“Seeing such a strong Native Hawaiian presence in MMA I think is incredibly badass. I love the fact that Native Hawaiian fighter is our identity.”
Outside of the ring, she works as a mentor with Intertribal Youth, a San Diego-based non-profit organization that works with native and indigenous youth, using her platform to support and bring awareness to indigenous issues. Macfarlane earned her Bachelor’s Degree in Cultural Anthropology and a Master of Arts Degree in Liberal Studies with a focus on indigenous issues from San Diego State University.
As an offshoot of her work with Intertribal Youth, Macfarlane partners with the organization to offer “The Illimanator” Scholarship, which provides indigenous and native girls the fighting chance to further their education. She used funds from her first MMA belt win to start the scholarship for 13 to 19-year-old indigenous girls.
After getting some much needed rest and time off following her win at Bellator Hawaiʻi, Macfarlane is now back in training, preparing for an upcoming fight in San Jose on April 27, 2019. Her fans await eagerly to see what’s next for this mixed martial artist. Although still in the making, Macfarlane’s legacy both in and out of the MMA cages continues to encourage and inspire Hawaiians to work together and fight for a better future. “I feel like fighting has allowed me to be a teacher, just in a different classroom,” said Macfarlane.
“My mission with this scholarship is to provide young native girls a fighting chance to not only succeed, but to live,” she said. “Statistically, indigenous women and girls face the highest rates of violence and have some of the highest numbers of missing and murdered peoples. I want to give young native girls hope that there is more to this life than the one they know. I want to give them the confidence to fight back, the opportunity to see outside of the rez or the islands, and the strength to realize their divine feminine power.”
The notorious nine
Compiled by T. Jay Thompson and Jason Lees
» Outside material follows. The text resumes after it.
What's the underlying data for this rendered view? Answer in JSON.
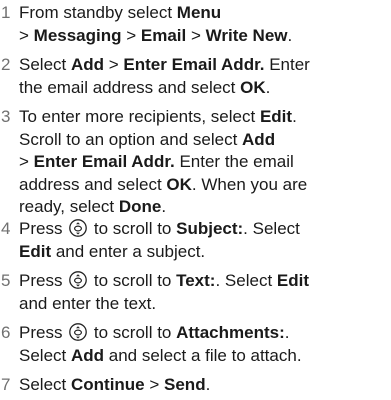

Native Hawaiians have maintained a dominant presence in the world of professional mixed martial arts since it’s early days in the mid-1990’s. Here’s a brief overview of just some of the many prominent Native Hawaiian MMA fighters: